Having been owned by Mervyn Horton, Children Dancing has a distinguished provenance. Employed as an editor by Sam Ure Smith in 1951, he was also secretary to the Society of Artists, as well as being gallery manager for their annual exhibition, and in this way was very familiar with the Sydney art world.

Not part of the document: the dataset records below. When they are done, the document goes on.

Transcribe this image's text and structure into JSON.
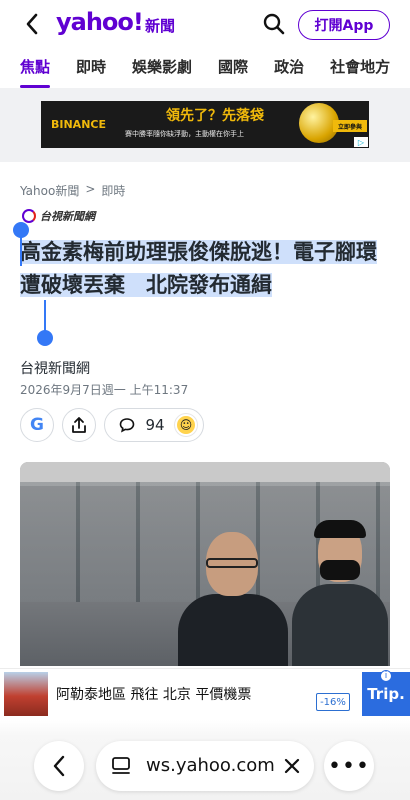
{
  "header": {
    "logo": "yahoo!",
    "logo_sub": "新聞",
    "open_app": "打開App"
  },
  "tabs": [
    {
      "label": "焦點",
      "active": true
    },
    {
      "label": "即時",
      "active": false
    },
    {
      "label": "娛樂影劇",
      "active": false
    },
    {
      "label": "國際",
      "active": false
    },
    {
      "label": "政治",
      "active": false
    },
    {
      "label": "社會地方",
      "active": false
    }
  ],
  "top_ad": {
    "brand": "BINANCE",
    "title": "領先了？先落袋",
    "subtitle": "賽中勝率隨你缺浮動，主動權在你手上",
    "cta": "立即參與"
  },
  "article": {
    "breadcrumb": [
      "Yahoo新聞",
      ">",
      "即時"
    ],
    "source_logo_text": "台視新聞網",
    "headline": "高金素梅前助理張俊傑脫逃！電子腳環遭破壞丟棄　北院發布通緝",
    "author": "台視新聞網",
    "date": "2026年9月7日週一 上午11:37",
    "comment_count": "94"
  },
  "bottom_ad": {
    "text": "阿勒泰地區 飛往 北京 平價機票",
    "badge": "-16%",
    "brand": "Trip."
  },
  "browser": {
    "url": "ws.yahoo.com"
  },
  "colors": {
    "brand": "#6001d2",
    "selection": "#cfe0fb",
    "handle": "#3478f6"
  }
}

In addition to editing several books on contemporary Australian art during the 1960s-early 80s, Horton is probably best known as editor of Art and Australia, which was launched in May 1963.13

1. Klepac, L., Russell Drysdale, Murdoch Books, Millers Point, 2009, p. 15
2. Ibid.
3. Drysdale interviewed by Geoffrey Dutton, quoted in Eagle, M. and Minchin, J., The George Bell School: Students, Friends, Influences, Deutscher Art Publications, Melbourne and Resolution Press, Sydney, 1981, p. 91
4. Klepac, op. cit., p. 21
5. Drysdale quoted in J.F. Nagle, ‘Preface’, Russell Drysdale, Richmond Hill Press, Melbourne, 1979
6. Burdett, B., ‘Young painter shows brilliant promise’, Herald, Melbourne, 26 April 1938, p. 10, quoted in Smith, G., Russell Drysdale 1912 – 81, National Gallery of Victoria, Melbourne, 1997, p. 19
7. The Leicester Galleries exhibition also included a number of earlier works loaned from collectors including Kenneth Clark: see Klepac, op. cit, p. 217
8. McKie, R., ‘Drysdale takes Australia to London’, The Daily Telegraph, Sydney, 12 October 1950, p.8
9. Gleeson, J., ‘Drysdale reveals the ‘gold of art’’, The Sun, Sydney, 9 August 1950, p. 30
10. Dancing Children No. 1, 1949, oil on canvas, 30.5 x 40.6 cm, illustrated in Klepac, op. cit., p. 206
11. Quoted in Klepac, ibid., pp. 220 – 221
12. Ibid.
13. Daniel Thomas, ‘Horton, Mervyn Emrys Rosser (1917 – 1983)’, Australian Dictionary of Biography, National Centre of Biography, Australian National University,, published first in hardcopy 2007, accessed online 6 March 2023